[[ Source data open ]]

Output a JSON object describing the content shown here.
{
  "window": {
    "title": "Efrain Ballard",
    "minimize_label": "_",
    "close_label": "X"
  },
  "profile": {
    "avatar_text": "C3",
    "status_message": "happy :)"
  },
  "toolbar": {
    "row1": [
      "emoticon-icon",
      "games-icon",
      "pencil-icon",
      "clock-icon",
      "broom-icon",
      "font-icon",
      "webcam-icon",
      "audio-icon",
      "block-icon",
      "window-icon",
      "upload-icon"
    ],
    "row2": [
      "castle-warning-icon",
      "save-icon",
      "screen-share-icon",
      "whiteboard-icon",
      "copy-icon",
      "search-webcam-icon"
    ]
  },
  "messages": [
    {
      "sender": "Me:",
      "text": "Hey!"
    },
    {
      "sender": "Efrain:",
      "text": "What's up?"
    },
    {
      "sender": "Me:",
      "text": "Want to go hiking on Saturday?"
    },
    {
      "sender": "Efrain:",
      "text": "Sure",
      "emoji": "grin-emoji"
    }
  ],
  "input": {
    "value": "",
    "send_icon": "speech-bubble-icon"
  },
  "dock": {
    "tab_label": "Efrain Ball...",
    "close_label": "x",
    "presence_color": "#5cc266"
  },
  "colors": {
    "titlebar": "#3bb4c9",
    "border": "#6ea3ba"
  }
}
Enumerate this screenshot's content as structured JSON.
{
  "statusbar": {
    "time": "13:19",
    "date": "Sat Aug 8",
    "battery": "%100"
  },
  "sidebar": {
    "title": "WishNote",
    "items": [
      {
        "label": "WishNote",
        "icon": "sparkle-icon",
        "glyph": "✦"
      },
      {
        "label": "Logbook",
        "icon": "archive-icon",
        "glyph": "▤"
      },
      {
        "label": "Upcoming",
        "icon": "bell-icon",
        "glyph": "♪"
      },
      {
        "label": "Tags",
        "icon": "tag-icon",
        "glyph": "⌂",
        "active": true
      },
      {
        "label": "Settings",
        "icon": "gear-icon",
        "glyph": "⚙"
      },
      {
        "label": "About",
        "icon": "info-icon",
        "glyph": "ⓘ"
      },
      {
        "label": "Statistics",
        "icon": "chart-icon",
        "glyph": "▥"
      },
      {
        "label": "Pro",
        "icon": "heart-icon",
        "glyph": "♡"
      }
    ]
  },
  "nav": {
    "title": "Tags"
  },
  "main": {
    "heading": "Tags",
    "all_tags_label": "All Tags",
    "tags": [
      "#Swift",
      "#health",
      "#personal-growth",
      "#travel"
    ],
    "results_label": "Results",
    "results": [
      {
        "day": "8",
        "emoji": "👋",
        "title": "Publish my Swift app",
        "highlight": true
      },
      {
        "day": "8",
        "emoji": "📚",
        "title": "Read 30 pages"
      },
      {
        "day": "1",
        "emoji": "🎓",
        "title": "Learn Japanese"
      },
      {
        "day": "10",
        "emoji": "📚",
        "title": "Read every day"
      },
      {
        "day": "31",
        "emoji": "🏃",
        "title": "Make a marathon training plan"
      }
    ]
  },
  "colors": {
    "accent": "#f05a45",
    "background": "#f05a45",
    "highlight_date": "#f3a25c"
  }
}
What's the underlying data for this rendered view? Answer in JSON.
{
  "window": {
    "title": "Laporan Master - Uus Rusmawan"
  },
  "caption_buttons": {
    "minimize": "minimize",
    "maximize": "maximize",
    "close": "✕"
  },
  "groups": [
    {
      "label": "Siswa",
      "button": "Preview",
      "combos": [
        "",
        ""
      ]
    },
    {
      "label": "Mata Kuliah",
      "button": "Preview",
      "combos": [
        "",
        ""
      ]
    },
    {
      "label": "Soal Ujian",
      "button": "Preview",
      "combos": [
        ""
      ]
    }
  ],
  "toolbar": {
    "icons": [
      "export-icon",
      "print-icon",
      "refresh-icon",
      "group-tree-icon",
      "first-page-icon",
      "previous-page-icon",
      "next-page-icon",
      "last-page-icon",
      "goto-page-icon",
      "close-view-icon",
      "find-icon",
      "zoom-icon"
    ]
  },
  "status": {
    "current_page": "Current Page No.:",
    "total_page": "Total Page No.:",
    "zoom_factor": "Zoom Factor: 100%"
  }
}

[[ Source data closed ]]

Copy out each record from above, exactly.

## Written reply
Output a JSON object describing the content shown here.
{
  "window": {
    "title": "Efrain Ballard",
    "minimize_label": "_",
    "close_label": "X"
  },
  "profile": {
    "avatar_text": "C3",
    "status_message": "happy :)"
  },
  "toolbar": {
    "row1": [
      "emoticon-icon",
      "games-icon",
      "pencil-icon",
      "clock-icon",
      "broom-icon",
      "font-icon",
      "webcam-icon",
      "audio-icon",
      "block-icon",
      "window-icon",
      "upload-icon"
    ],
    "row2": [
      "castle-warning-icon",
      "save-icon",
      "screen-share-icon",
      "whiteboard-icon",
      "copy-icon",
      "search-webcam-icon"
    ]
  },
  "messages": [
    {
      "sender": "Me:",
      "text": "Hey!"
    },
    {
      "sender": "Efrain:",
      "text": "What's up?"
    },
    {
      "sender": "Me:",
      "text": "Want to go hiking on Saturday?"
    },
    {
      "sender": "Efrain:",
      "text": "Sure",
      "emoji": "grin-emoji"
    }
  ],
  "input": {
    "value": "",
    "send_icon": "speech-bubble-icon"
  },
  "dock": {
    "tab_label": "Efrain Ball...",
    "close_label": "x",
    "presence_color": "#5cc266"
  },
  "colors": {
    "titlebar": "#3bb4c9",
    "border": "#6ea3ba"
  }
}
Enumerate this screenshot's content as structured JSON.
{
  "statusbar": {
    "time": "13:19",
    "date": "Sat Aug 8",
    "battery": "%100"
  },
  "sidebar": {
    "title": "WishNote",
    "items": [
      {
        "label": "WishNote",
        "icon": "sparkle-icon",
        "glyph": "✦"
      },
      {
        "label": "Logbook",
        "icon": "archive-icon",
        "glyph": "▤"
      },
      {
        "label": "Upcoming",
        "icon": "bell-icon",
        "glyph": "♪"
      },
      {
        "label": "Tags",
        "icon": "tag-icon",
        "glyph": "⌂",
        "active": true
      },
      {
        "label": "Settings",
        "icon": "gear-icon",
        "glyph": "⚙"
      },
      {
        "label": "About",
        "icon": "info-icon",
        "glyph": "ⓘ"
      },
      {
        "label": "Statistics",
        "icon": "chart-icon",
        "glyph": "▥"
      },
      {
        "label": "Pro",
        "icon": "heart-icon",
        "glyph": "♡"
      }
    ]
  },
  "nav": {
    "title": "Tags"
  },
  "main": {
    "heading": "Tags",
    "all_tags_label": "All Tags",
    "tags": [
      "#Swift",
      "#health",
      "#personal-growth",
      "#travel"
    ],
    "results_label": "Results",
    "results": [
      {
        "day": "8",
        "emoji": "👋",
        "title": "Publish my Swift app",
        "highlight": true
      },
      {
        "day": "8",
        "emoji": "📚",
        "title": "Read 30 pages"
      },
      {
        "day": "1",
        "emoji": "🎓",
        "title": "Learn Japanese"
      },
      {
        "day": "10",
        "emoji": "📚",
        "title": "Read every day"
      },
      {
        "day": "31",
        "emoji": "🏃",
        "title": "Make a marathon training plan"
      }
    ]
  },
  "colors": {
    "accent": "#f05a45",
    "background": "#f05a45",
    "highlight_date": "#f3a25c"
  }
}
What's the underlying data for this rendered view? Answer in JSON.
{
  "window": {
    "title": "Laporan Master - Uus Rusmawan"
  },
  "caption_buttons": {
    "minimize": "minimize",
    "maximize": "maximize",
    "close": "✕"
  },
  "groups": [
    {
      "label": "Siswa",
      "button": "Preview",
      "combos": [
        "",
        ""
      ]
    },
    {
      "label": "Mata Kuliah",
      "button": "Preview",
      "combos": [
        "",
        ""
      ]
    },
    {
      "label": "Soal Ujian",
      "button": "Preview",
      "combos": [
        ""
      ]
    }
  ],
  "toolbar": {
    "icons": [
      "export-icon",
      "print-icon",
      "refresh-icon",
      "group-tree-icon",
      "first-page-icon",
      "previous-page-icon",
      "next-page-icon",
      "last-page-icon",
      "goto-page-icon",
      "close-view-icon",
      "find-icon",
      "zoom-icon"
    ]
  },
  "status": {
    "current_page": "Current Page No.:",
    "total_page": "Total Page No.:",
    "zoom_factor": "Zoom Factor: 100%"
  }
}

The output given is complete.